40 males Guantanamo has kept roughly 800 prisoners over the years, but presently just 40 men are incarcerated there, and approximately three-quarters of them have never been prosecuted legally. They are referred to as "forever prisoners," and they are being held eternally. Some of them have been there for over two decades.
When President Obama took office in 2009, he promised to close the prison at a rate of 30 a year. As of January 2017, there were still 130 prisoners at Guantanamo. This number includes 10 American citizens who have been held without trial since 9/11.
Guantanamo has been described as an "open-air prison" because it is located on an isolated island accessible only by ferry or helicopter. In 2007, the Pentagon estimated that it cost $750,000 per year to keep each prisoner at Guantanamo. That makes Guantanamo's annual budget $30 million. In 2016, Congress voted to prohibit the transfer of any more prisoners from the facility.
Guantanamo was established in 1898 after the Spanish-American War to hold Puerto Rican nationalists and their leaders. Over the next few years, it would become the default place where America went when it wanted to hold a foreign prisoner without charging them with a crime.
The first 11 prisoners transferred from Guantanamo came home for burial in 2010.
First, can you remind me how many detainees are still held at Gitmo? Guantanamo has kept roughly 800 prisoners over the years, but presently just 40 men are incarcerated there, and approximately three-quarters of them have never been prosecuted legally. This is different from the CIA's detention program, which was designed for temporary purposes and allowed almost 700 individuals to be released.
The United States government does not consider these men criminals, but rather it claims that they were engaged in combat with the United States military, so they should not be granted rights as ordinary civilians. However, no formal charges have ever been filed against any of these men, and none of them have had any opportunity to face a jury or an impartial judge.
There is also a small group of Cuban citizens who have been imprisoned in the United States since the 1959 revolution. These people have been denied access to legal counsel and have never been charged with a crime. They have been held in solitary confinement for decades at a time without trials or convictions.

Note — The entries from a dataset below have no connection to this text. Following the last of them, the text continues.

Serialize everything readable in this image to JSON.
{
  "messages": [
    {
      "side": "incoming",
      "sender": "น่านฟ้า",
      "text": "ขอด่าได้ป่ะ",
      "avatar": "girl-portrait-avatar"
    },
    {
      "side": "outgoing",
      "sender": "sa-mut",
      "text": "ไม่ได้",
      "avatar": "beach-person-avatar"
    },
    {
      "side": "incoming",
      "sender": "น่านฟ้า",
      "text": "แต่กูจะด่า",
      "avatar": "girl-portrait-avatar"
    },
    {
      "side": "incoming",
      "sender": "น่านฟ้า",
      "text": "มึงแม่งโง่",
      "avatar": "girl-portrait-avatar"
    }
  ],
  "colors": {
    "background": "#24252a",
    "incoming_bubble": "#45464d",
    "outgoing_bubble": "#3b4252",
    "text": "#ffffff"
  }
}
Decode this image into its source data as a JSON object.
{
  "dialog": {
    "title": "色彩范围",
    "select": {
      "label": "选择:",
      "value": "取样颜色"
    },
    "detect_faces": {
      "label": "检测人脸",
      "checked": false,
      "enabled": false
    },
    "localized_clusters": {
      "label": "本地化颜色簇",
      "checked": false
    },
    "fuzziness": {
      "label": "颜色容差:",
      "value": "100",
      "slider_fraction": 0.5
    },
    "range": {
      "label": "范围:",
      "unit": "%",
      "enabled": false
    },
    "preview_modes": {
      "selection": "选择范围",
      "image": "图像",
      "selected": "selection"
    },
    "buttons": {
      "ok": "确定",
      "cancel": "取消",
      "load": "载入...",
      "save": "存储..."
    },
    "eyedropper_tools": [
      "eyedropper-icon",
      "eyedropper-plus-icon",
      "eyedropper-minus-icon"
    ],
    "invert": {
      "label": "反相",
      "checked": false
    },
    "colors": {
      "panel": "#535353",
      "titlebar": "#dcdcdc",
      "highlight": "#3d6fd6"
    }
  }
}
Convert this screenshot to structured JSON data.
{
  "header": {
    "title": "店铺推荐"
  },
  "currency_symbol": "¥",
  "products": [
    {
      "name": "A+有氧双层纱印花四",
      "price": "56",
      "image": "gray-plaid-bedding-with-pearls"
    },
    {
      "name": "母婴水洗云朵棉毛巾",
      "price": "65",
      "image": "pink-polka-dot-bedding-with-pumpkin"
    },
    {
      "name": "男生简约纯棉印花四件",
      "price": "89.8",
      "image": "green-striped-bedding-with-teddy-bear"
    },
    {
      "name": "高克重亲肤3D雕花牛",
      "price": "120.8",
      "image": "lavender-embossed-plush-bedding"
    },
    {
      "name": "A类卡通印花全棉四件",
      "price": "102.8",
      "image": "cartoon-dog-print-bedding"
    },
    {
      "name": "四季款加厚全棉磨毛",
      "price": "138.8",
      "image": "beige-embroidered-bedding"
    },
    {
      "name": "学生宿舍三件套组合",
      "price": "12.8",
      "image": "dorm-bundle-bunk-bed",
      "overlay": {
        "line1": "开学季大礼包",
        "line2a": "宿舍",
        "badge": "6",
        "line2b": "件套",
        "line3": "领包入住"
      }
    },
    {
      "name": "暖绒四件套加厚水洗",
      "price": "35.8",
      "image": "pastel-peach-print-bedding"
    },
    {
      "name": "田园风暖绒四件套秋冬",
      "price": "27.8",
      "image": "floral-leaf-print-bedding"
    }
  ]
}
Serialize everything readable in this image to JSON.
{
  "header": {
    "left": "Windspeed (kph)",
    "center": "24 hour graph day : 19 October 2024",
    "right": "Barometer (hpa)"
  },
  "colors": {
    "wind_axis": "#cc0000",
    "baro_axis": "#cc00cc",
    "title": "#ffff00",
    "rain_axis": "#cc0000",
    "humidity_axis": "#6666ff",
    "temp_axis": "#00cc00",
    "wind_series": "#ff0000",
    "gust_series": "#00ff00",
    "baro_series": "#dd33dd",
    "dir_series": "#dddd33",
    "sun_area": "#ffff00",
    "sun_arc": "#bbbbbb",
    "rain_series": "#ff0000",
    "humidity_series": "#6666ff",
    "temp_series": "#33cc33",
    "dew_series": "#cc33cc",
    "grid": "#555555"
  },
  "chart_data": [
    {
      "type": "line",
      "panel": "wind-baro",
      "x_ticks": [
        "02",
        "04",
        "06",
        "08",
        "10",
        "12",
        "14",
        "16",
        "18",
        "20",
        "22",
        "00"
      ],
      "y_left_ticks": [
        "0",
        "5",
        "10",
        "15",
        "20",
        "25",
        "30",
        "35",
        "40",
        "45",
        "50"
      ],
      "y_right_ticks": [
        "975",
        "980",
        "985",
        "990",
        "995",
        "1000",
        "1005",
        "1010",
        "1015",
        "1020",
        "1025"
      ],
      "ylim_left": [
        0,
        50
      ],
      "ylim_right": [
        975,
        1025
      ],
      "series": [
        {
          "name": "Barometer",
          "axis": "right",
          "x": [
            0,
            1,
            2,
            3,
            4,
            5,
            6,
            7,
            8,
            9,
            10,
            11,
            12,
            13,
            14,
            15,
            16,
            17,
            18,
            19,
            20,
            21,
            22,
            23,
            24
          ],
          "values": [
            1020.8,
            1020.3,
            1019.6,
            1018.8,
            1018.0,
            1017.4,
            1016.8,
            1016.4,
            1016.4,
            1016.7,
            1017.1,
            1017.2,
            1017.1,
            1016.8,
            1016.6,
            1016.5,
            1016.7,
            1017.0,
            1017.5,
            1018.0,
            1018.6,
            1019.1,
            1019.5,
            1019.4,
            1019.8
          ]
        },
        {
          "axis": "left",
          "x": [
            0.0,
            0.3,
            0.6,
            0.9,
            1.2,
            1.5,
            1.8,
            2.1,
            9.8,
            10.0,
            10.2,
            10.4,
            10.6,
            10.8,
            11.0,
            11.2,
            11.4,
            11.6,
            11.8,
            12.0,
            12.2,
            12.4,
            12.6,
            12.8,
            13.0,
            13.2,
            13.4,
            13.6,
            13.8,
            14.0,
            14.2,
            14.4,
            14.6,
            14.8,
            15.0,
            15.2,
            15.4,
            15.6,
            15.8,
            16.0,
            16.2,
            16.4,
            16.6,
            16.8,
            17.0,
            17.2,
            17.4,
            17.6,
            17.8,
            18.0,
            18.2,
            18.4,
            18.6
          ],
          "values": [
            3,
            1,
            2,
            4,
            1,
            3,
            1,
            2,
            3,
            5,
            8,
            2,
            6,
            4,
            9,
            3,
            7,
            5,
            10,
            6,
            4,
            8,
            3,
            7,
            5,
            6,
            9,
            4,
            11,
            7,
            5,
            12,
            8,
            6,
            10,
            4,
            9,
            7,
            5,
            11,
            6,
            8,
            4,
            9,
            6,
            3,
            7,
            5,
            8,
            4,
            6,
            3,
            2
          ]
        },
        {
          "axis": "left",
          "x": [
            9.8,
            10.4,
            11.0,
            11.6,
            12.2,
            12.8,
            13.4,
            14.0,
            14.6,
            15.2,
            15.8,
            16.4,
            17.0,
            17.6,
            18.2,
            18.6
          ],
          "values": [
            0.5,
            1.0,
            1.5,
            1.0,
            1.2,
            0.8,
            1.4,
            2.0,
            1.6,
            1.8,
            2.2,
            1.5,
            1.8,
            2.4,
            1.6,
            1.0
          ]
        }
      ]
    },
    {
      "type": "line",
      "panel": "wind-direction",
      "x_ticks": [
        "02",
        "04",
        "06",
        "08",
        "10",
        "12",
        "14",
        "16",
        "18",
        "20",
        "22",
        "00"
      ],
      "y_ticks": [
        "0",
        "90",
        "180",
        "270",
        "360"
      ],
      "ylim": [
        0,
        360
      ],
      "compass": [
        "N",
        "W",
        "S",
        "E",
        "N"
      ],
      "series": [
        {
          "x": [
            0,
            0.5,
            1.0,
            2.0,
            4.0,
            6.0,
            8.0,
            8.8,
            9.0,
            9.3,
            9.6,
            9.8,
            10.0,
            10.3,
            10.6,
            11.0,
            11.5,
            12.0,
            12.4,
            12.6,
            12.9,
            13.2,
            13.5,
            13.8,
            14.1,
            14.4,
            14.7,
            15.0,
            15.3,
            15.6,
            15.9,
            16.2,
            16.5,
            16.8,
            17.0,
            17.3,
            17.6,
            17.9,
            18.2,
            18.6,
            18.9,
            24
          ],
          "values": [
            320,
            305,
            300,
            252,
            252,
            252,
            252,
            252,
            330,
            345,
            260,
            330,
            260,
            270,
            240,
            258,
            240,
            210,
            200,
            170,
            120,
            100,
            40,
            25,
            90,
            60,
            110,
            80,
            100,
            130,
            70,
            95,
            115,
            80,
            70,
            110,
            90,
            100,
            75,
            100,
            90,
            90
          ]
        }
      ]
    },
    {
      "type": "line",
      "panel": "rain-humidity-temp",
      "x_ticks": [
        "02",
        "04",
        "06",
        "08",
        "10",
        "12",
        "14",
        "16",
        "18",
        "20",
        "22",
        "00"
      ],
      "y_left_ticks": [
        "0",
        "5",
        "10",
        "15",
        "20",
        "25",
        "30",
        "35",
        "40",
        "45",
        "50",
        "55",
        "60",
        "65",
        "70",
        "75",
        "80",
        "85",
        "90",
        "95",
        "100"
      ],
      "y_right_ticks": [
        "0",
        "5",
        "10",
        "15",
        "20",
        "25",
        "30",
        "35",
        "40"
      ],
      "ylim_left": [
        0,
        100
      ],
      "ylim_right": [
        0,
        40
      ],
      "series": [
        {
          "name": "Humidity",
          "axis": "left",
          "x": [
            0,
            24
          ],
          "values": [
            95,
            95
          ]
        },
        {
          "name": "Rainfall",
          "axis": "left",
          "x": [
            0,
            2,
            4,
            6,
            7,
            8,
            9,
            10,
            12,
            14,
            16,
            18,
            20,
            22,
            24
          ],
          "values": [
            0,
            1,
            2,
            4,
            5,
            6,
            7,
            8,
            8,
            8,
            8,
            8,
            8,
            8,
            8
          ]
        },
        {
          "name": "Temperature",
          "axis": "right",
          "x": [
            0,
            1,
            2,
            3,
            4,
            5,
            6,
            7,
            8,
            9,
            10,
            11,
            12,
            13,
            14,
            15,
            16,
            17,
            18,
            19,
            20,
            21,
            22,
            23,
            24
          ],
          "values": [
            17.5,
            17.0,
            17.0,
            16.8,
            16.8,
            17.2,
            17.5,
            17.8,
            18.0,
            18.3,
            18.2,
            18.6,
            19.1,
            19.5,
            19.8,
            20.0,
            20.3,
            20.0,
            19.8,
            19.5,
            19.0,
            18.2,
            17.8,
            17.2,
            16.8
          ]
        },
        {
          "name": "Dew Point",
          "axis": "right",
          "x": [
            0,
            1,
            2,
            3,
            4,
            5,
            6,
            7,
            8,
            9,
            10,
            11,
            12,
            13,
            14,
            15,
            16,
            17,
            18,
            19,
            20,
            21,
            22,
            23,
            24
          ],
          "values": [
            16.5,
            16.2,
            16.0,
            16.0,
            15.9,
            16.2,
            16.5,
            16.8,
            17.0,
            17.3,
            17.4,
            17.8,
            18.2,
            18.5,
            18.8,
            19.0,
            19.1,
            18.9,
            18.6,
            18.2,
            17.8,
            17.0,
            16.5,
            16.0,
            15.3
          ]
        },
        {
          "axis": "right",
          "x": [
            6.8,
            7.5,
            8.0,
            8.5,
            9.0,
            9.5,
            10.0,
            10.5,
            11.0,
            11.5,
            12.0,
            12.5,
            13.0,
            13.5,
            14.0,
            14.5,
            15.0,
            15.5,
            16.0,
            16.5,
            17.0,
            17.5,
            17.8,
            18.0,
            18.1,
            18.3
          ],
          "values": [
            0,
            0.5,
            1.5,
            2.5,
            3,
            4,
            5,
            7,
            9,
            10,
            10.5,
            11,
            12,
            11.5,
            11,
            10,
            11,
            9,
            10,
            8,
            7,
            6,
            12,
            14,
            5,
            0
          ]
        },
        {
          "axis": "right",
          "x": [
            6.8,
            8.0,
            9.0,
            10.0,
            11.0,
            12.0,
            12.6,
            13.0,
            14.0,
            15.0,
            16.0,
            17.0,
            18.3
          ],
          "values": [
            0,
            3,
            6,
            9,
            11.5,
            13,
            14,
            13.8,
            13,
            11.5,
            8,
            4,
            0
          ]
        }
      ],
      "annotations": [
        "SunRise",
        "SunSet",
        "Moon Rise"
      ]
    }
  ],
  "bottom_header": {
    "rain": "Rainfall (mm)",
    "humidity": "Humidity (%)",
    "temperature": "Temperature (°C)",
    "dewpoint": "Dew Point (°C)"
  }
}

Finally, there are four Americans who were arrested in Pakistan and brought to Gitmo. They are being held indefinitely without charge or trial. None of these men have ever been charged with a crime and none of them have ever been given the chance to see if they could be tried in an American court.
Approximately three-quarters of the 40 detainees currently detained at Guantanamo are "forever inmates," meaning they have been kept without charge or trial for over two decades. Six of them have been approved for release, some for more than a decade, yet are still detained. Nashir and Abdullah are among the six inmates who have been released. However, their cases are now before the U.S. courts system and it is uncertain when, or if, they will be allowed to return to their home countries.
Guantanamo has been described as a "legal black hole" by several scholars because there are no clear procedures for trying suspects held there. As a result, many have spent years waiting for their day in court while some have died awaiting trial.
In March 2015, President Obama signed into law a measure requiring him to review all cases against suspected terrorists from the 2001 terror attacks before he leaves office in January 2017. If he decides not to move forward with prosecuting them, then they can be freed. But if he does decide to go ahead with charges, then they would have to be tried in federal court. The president has the power to veto any bill setting criminal charges against a detainee held at Guantanamo, but he has not done so thus far.
The prison camp at Guantanamo was built to hold foreign terrorists accused of being threat to the United States, but now holds only men who were captured abroad and deemed ineligible for trial.